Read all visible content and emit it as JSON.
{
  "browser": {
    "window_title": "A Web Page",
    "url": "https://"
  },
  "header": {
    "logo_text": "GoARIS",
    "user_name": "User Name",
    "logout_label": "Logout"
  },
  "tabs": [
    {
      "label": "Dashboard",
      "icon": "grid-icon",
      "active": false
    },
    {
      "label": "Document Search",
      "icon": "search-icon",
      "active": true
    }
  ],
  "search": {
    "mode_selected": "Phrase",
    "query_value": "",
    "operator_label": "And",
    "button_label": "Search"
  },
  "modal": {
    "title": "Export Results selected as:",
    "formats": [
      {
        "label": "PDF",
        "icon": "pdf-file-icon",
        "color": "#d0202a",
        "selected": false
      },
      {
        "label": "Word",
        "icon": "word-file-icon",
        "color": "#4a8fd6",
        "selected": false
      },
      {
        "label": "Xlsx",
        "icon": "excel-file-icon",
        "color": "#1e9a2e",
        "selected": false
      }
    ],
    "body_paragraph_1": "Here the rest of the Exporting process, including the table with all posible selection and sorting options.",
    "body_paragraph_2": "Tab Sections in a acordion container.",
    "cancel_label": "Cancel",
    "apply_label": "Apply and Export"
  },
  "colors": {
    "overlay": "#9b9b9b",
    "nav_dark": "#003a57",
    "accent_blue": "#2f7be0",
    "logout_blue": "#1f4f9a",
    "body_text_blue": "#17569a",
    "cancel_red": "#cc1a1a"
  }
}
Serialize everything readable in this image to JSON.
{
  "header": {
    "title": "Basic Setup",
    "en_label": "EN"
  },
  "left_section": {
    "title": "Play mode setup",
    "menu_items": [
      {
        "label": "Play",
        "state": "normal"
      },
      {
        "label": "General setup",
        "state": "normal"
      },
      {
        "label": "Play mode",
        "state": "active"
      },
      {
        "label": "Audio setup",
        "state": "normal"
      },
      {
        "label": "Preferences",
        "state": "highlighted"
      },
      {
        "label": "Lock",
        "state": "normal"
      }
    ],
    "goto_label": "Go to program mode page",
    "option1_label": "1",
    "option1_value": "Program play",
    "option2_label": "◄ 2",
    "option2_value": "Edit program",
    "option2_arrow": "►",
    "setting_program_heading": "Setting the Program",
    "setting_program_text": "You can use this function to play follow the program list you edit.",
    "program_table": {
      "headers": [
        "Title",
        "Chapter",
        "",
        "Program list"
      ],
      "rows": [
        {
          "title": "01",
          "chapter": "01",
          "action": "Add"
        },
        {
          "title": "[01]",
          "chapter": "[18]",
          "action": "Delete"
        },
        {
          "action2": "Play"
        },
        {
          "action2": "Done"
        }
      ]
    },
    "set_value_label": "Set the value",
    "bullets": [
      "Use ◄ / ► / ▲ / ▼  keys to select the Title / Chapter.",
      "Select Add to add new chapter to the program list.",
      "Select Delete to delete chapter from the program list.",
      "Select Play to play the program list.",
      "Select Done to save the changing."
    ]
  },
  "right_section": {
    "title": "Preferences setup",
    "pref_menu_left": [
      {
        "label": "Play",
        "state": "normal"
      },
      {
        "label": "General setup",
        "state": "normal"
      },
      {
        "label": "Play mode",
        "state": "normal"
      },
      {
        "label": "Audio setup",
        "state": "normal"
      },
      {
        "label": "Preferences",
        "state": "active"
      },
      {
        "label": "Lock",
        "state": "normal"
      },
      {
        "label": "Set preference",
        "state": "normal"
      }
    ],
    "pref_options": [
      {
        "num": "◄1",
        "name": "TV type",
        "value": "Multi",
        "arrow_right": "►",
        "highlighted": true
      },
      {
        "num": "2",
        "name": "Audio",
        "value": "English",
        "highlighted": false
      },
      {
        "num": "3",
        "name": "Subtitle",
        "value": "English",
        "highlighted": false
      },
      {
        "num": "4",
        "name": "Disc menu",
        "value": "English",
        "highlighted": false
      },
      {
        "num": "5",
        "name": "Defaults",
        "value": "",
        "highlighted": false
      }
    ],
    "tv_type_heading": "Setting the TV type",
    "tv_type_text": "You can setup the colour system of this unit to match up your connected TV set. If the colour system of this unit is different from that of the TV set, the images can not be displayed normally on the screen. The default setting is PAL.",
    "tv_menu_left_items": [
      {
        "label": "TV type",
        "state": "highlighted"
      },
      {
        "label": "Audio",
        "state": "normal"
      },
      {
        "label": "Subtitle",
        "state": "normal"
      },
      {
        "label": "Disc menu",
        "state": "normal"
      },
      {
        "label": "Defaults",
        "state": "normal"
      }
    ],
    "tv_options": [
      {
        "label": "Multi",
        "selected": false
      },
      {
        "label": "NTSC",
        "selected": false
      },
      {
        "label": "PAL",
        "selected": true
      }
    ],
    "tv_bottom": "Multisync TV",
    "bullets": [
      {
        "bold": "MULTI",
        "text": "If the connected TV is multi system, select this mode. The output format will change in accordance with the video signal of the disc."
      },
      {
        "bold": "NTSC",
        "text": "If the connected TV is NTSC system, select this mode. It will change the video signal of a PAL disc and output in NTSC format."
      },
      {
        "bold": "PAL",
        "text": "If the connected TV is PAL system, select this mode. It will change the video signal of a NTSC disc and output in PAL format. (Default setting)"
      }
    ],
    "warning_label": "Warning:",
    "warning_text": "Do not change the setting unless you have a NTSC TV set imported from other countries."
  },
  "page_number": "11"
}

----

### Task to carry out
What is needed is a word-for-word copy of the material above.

### Task result
Read all visible content and emit it as JSON.
{
  "browser": {
    "window_title": "A Web Page",
    "url": "https://"
  },
  "header": {
    "logo_text": "GoARIS",
    "user_name": "User Name",
    "logout_label": "Logout"
  },
  "tabs": [
    {
      "label": "Dashboard",
      "icon": "grid-icon",
      "active": false
    },
    {
      "label": "Document Search",
      "icon": "search-icon",
      "active": true
    }
  ],
  "search": {
    "mode_selected": "Phrase",
    "query_value": "",
    "operator_label": "And",
    "button_label": "Search"
  },
  "modal": {
    "title": "Export Results selected as:",
    "formats": [
      {
        "label": "PDF",
        "icon": "pdf-file-icon",
        "color": "#d0202a",
        "selected": false
      },
      {
        "label": "Word",
        "icon": "word-file-icon",
        "color": "#4a8fd6",
        "selected": false
      },
      {
        "label": "Xlsx",
        "icon": "excel-file-icon",
        "color": "#1e9a2e",
        "selected": false
      }
    ],
    "body_paragraph_1": "Here the rest of the Exporting process, including the table with all posible selection and sorting options.",
    "body_paragraph_2": "Tab Sections in a acordion container.",
    "cancel_label": "Cancel",
    "apply_label": "Apply and Export"
  },
  "colors": {
    "overlay": "#9b9b9b",
    "nav_dark": "#003a57",
    "accent_blue": "#2f7be0",
    "logout_blue": "#1f4f9a",
    "body_text_blue": "#17569a",
    "cancel_red": "#cc1a1a"
  }
}
Serialize everything readable in this image to JSON.
{
  "header": {
    "title": "Basic Setup",
    "en_label": "EN"
  },
  "left_section": {
    "title": "Play mode setup",
    "menu_items": [
      {
        "label": "Play",
        "state": "normal"
      },
      {
        "label": "General setup",
        "state": "normal"
      },
      {
        "label": "Play mode",
        "state": "active"
      },
      {
        "label": "Audio setup",
        "state": "normal"
      },
      {
        "label": "Preferences",
        "state": "highlighted"
      },
      {
        "label": "Lock",
        "state": "normal"
      }
    ],
    "goto_label": "Go to program mode page",
    "option1_label": "1",
    "option1_value": "Program play",
    "option2_label": "◄ 2",
    "option2_value": "Edit program",
    "option2_arrow": "►",
    "setting_program_heading": "Setting the Program",
    "setting_program_text": "You can use this function to play follow the program list you edit.",
    "program_table": {
      "headers": [
        "Title",
        "Chapter",
        "",
        "Program list"
      ],
      "rows": [
        {
          "title": "01",
          "chapter": "01",
          "action": "Add"
        },
        {
          "title": "[01]",
          "chapter": "[18]",
          "action": "Delete"
        },
        {
          "action2": "Play"
        },
        {
          "action2": "Done"
        }
      ]
    },
    "set_value_label": "Set the value",
    "bullets": [
      "Use ◄ / ► / ▲ / ▼  keys to select the Title / Chapter.",
      "Select Add to add new chapter to the program list.",
      "Select Delete to delete chapter from the program list.",
      "Select Play to play the program list.",
      "Select Done to save the changing."
    ]
  },
  "right_section": {
    "title": "Preferences setup",
    "pref_menu_left": [
      {
        "label": "Play",
        "state": "normal"
      },
      {
        "label": "General setup",
        "state": "normal"
      },
      {
        "label": "Play mode",
        "state": "normal"
      },
      {
        "label": "Audio setup",
        "state": "normal"
      },
      {
        "label": "Preferences",
        "state": "active"
      },
      {
        "label": "Lock",
        "state": "normal"
      },
      {
        "label": "Set preference",
        "state": "normal"
      }
    ],
    "pref_options": [
      {
        "num": "◄1",
        "name": "TV type",
        "value": "Multi",
        "arrow_right": "►",
        "highlighted": true
      },
      {
        "num": "2",
        "name": "Audio",
        "value": "English",
        "highlighted": false
      },
      {
        "num": "3",
        "name": "Subtitle",
        "value": "English",
        "highlighted": false
      },
      {
        "num": "4",
        "name": "Disc menu",
        "value": "English",
        "highlighted": false
      },
      {
        "num": "5",
        "name": "Defaults",
        "value": "",
        "highlighted": false
      }
    ],
    "tv_type_heading": "Setting the TV type",
    "tv_type_text": "You can setup the colour system of this unit to match up your connected TV set. If the colour system of this unit is different from that of the TV set, the images can not be displayed normally on the screen. The default setting is PAL.",
    "tv_menu_left_items": [
      {
        "label": "TV type",
        "state": "highlighted"
      },
      {
        "label": "Audio",
        "state": "normal"
      },
      {
        "label": "Subtitle",
        "state": "normal"
      },
      {
        "label": "Disc menu",
        "state": "normal"
      },
      {
        "label": "Defaults",
        "state": "normal"
      }
    ],
    "tv_options": [
      {
        "label": "Multi",
        "selected": false
      },
      {
        "label": "NTSC",
        "selected": false
      },
      {
        "label": "PAL",
        "selected": true
      }
    ],
    "tv_bottom": "Multisync TV",
    "bullets": [
      {
        "bold": "MULTI",
        "text": "If the connected TV is multi system, select this mode. The output format will change in accordance with the video signal of the disc."
      },
      {
        "bold": "NTSC",
        "text": "If the connected TV is NTSC system, select this mode. It will change the video signal of a PAL disc and output in NTSC format."
      },
      {
        "bold": "PAL",
        "text": "If the connected TV is PAL system, select this mode. It will change the video signal of a NTSC disc and output in PAL format. (Default setting)"
      }
    ],
    "warning_label": "Warning:",
    "warning_text": "Do not change the setting unless you have a NTSC TV set imported from other countries."
  },
  "page_number": "11"
}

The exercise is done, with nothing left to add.